M.Arch, Columbia University
B.A. (First-Class Honours), McGill University

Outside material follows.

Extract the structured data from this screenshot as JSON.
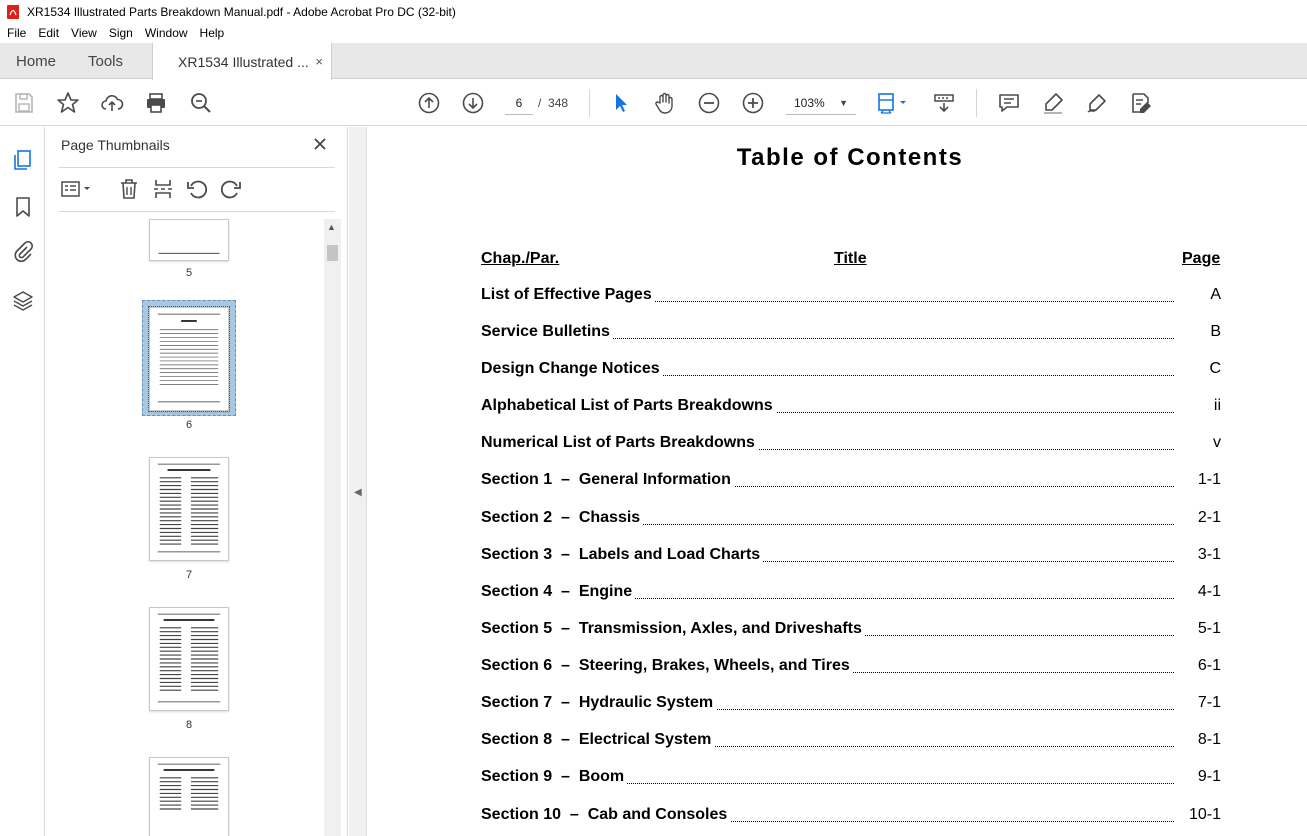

Inderbir Singh Riar is an architectural historian. He explores ways in which architects and bureaucrats have imagined the modern metropolis as producing ideal citizenries. This work has taken several forms including an extensive survey of Toulouse-Le Mirail, the consequential French ville nouvelle built in the 1960s; the project was done in collaboration with the Paris-based photographer Mark Lyon and supported by a grant from the Graham Foundation for Advanced Studies in the Fine Arts. Recent research includes a look at ideologies of “reconstruction” in West Germany and how cities were perceived as sites of democratic sentiment in the aftermath of war, occupation, and fascism. A larger interest in postwar architecture culture also informs studies on Canadian modernism. Riar is currently preparing a book (forthcoming 2018) on the vast intellectual program of Expo 67 and the manner in which architects engaged questions of civic identity and nation-state power. In 2013, Riar was invited by The Japan Foundation to participate in the Japan-U.S. Curator Exchange Program. In 2017, he joined the Board of Directors of the Diefenbunker, Canada’s Cold War Museum in Carp, Ontario. Riar’s writings appear in books and journals, and he has lectured in universities worldwide.